• WHAT YOU WILL DO: Search the entries below. Return every line that has "command" in it.

------ MATERIAL SUPPLIED

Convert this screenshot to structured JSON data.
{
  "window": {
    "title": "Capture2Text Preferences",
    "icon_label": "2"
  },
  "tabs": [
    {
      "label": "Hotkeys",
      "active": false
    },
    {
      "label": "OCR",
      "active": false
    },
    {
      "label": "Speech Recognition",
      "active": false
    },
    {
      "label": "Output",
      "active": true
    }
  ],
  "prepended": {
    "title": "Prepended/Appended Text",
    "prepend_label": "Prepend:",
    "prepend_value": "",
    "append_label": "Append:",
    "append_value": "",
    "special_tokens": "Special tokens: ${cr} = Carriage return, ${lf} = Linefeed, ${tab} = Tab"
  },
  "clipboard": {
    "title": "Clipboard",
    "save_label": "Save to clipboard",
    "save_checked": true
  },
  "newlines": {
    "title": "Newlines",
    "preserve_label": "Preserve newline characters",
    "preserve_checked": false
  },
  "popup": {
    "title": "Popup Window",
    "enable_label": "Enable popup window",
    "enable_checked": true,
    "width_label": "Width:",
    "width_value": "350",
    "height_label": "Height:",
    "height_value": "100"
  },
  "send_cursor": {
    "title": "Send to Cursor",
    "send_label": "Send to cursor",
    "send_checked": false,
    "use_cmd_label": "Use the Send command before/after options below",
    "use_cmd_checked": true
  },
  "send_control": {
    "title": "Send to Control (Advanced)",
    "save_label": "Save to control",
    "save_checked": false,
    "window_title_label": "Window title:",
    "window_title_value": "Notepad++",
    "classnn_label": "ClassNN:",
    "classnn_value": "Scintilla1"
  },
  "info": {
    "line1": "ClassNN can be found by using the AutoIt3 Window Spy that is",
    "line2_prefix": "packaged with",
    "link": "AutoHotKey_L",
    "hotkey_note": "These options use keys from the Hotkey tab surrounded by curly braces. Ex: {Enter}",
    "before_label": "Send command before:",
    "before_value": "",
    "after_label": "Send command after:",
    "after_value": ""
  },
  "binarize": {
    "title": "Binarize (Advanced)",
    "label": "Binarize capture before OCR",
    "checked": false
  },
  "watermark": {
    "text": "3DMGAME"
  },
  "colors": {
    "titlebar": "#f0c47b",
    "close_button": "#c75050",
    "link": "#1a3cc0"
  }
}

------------

• ANSWER TO THE EXERCISE:
    "use_cmd_label": "Use the Send command before/after options below",
    "before_label": "Send command before:",
    "after_label": "Send command after:",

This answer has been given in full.